REQUIRED ACTION: Select, from the data, each line where "JSON" occurs.

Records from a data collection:
----------------

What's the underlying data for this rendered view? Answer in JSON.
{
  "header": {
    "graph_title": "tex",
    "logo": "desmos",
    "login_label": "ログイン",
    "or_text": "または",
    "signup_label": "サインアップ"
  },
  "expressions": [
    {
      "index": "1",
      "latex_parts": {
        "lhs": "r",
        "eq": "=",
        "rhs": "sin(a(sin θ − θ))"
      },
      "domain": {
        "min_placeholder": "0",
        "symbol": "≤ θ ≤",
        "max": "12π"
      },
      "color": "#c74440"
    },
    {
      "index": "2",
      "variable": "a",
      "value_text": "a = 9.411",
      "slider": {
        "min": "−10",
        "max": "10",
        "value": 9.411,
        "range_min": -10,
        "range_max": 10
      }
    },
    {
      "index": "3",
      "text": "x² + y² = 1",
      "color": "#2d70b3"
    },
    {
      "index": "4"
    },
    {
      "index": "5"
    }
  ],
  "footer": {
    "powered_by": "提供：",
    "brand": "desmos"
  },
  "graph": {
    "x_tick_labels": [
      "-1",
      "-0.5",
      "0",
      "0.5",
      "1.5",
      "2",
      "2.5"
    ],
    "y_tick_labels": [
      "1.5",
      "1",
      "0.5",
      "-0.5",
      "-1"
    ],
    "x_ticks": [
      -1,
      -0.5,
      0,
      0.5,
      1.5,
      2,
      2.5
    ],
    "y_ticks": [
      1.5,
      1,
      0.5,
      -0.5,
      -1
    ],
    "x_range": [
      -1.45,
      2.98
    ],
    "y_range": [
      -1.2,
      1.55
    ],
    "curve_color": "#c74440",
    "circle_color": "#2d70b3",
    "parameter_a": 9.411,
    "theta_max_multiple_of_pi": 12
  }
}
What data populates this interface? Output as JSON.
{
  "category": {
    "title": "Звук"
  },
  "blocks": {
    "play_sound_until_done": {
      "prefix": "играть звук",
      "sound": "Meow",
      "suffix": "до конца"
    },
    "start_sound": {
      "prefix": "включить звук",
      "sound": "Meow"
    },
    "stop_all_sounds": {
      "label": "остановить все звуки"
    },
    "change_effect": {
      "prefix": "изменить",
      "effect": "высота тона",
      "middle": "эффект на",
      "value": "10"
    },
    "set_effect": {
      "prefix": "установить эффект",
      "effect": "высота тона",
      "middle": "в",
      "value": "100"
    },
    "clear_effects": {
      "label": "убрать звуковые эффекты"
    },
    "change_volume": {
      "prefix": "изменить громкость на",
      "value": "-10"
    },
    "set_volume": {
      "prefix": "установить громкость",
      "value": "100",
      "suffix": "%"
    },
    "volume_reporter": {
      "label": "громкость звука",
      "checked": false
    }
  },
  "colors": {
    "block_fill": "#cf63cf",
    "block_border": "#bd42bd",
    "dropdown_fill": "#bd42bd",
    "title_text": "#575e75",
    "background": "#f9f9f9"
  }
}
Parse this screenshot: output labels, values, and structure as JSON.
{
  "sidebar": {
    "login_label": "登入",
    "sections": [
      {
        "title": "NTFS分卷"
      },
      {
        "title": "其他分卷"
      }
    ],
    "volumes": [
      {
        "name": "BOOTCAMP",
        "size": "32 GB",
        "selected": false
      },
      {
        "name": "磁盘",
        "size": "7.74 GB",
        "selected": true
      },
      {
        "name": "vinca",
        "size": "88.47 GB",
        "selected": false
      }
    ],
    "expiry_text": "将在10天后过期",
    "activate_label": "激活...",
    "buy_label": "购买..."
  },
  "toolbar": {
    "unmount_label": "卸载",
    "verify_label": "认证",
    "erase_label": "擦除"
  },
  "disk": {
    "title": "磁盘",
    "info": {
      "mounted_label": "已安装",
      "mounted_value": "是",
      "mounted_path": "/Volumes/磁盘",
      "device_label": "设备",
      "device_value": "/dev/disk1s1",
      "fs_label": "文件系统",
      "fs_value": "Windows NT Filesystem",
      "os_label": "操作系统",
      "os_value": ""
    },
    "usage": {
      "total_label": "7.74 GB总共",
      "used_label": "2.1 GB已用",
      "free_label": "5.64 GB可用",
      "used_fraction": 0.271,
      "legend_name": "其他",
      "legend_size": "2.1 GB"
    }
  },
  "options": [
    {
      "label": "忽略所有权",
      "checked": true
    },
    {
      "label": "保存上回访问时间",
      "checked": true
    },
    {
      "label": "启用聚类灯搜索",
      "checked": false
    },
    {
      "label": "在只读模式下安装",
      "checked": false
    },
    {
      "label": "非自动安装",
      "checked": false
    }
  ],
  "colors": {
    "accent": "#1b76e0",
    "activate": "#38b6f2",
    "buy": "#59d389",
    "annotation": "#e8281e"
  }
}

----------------

REPLY TO THE EXERCISE:
What's the underlying data for this rendered view? Answer in JSON.
What data populates this interface? Output as JSON.
Parse this screenshot: output labels, values, and structure as JSON.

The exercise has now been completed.